HTTP/3 is built upon the transport protocol QUIC (Quick UDP Internet Connections), which was initially designed and developed at Google. Unlike its predecessors, HTTP/3 uses UDP instead of TCP for data transmission. QUIC also includes TLS v1.3 security protocol, and then data encryption is shifted down from the application layer to the transport layer. Thanks to this, fewer round-trips are required to establish a connection because only one handshake is required. Consequently, HTTP/3 always requires an encrypted connection.

Another significant improvement is solving the head-of-line blocking problem thanks to stream multiplexing by QUIC. Therefore, a single undelivered packet doesn't block all streams.

We've performed thorough HTTP/3 performance tests. They proved significant performance gain, especially in poor cellular network conditions. Therefore, it may have a noticeable positive impact on increasing conversion rates for online businesses.

HTTP/3 support is enabled by default in most major browsers and operating systems. However, a challenge might be enabling it server-side because not all web servers or load balancers currently support it. Some open-source tools may require compiling ones from sources.
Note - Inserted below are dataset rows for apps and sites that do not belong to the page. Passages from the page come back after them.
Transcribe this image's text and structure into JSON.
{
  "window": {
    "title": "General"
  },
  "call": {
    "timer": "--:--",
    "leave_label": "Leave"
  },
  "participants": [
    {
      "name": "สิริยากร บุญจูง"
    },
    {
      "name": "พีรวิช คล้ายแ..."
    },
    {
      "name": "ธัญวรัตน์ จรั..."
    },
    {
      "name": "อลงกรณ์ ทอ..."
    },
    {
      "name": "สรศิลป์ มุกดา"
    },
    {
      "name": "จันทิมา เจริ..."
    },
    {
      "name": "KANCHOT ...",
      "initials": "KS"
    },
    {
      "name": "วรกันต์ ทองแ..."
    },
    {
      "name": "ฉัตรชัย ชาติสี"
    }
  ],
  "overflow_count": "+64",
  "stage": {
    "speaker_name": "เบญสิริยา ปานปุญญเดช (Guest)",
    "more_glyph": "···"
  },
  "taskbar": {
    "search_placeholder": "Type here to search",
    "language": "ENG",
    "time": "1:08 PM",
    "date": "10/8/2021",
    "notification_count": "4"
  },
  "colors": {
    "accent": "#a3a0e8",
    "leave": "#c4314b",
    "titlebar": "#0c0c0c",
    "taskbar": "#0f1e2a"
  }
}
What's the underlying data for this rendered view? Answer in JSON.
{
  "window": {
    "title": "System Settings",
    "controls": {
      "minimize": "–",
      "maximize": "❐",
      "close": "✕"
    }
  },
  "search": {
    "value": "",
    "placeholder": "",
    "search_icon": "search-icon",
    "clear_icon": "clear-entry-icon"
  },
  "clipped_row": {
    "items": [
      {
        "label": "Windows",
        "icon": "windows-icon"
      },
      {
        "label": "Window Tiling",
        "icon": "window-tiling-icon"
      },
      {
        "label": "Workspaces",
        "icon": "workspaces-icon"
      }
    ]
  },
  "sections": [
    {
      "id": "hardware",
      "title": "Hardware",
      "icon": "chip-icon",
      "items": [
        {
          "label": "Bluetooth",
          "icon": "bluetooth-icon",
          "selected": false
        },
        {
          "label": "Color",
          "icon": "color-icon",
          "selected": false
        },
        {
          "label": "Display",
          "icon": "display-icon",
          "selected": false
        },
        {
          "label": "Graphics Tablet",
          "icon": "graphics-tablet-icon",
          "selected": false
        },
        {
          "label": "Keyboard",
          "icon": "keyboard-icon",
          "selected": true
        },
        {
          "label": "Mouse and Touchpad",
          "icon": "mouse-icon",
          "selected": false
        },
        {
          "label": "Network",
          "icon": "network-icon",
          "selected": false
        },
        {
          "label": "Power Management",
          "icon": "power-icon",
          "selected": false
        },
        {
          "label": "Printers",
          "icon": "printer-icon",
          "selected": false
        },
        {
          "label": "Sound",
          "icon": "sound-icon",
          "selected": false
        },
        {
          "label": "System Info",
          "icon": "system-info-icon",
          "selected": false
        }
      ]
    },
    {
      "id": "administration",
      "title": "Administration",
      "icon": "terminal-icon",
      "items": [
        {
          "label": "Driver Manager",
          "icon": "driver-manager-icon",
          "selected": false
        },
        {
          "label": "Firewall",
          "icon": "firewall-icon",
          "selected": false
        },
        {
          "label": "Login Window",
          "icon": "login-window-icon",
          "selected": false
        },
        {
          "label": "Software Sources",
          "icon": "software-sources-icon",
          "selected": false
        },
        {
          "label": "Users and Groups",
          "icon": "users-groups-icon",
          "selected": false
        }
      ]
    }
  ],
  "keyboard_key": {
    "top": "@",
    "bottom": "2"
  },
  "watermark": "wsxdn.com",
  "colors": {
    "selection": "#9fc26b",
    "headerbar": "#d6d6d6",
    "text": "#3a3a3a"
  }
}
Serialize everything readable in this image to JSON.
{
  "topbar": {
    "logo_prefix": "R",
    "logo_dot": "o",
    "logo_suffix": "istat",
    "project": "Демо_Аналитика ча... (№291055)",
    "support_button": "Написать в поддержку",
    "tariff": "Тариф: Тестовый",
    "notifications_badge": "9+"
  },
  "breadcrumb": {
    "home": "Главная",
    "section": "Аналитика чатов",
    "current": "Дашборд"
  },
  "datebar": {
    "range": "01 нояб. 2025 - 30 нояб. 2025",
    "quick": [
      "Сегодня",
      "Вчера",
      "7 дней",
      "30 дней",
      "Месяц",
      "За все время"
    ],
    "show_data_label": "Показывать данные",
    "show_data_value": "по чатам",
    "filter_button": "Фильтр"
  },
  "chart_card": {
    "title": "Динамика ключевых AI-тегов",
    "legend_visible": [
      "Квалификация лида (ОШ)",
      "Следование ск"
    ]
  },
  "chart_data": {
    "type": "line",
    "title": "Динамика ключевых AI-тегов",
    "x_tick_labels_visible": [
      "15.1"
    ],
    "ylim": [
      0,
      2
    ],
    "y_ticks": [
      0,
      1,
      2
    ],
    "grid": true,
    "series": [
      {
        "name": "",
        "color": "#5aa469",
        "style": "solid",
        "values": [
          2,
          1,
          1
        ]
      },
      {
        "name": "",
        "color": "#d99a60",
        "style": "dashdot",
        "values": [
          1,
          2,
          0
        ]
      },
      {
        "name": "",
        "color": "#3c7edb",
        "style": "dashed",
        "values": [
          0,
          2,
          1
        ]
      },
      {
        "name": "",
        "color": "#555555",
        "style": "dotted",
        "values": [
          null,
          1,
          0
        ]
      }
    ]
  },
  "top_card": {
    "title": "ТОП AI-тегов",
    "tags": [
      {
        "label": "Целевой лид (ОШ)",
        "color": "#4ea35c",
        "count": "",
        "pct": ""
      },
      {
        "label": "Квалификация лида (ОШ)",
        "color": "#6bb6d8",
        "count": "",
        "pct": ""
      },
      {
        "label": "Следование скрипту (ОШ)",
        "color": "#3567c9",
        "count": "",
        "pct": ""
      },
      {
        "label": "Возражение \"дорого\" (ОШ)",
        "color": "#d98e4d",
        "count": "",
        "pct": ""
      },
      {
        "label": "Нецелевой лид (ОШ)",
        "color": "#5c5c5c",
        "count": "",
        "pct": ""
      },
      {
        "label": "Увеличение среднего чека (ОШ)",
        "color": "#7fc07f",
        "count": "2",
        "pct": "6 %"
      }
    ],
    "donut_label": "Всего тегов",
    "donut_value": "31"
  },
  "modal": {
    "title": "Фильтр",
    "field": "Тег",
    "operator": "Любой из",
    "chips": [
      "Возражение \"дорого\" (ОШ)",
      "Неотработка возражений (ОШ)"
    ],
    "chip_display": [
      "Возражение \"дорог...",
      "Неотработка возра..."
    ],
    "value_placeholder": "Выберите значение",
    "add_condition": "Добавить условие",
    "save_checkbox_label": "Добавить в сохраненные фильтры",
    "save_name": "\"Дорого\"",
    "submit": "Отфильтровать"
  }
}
Nevertheless, HTTP/3 is a significant step forward since when HTTP/2 replaced HTTP/1.1.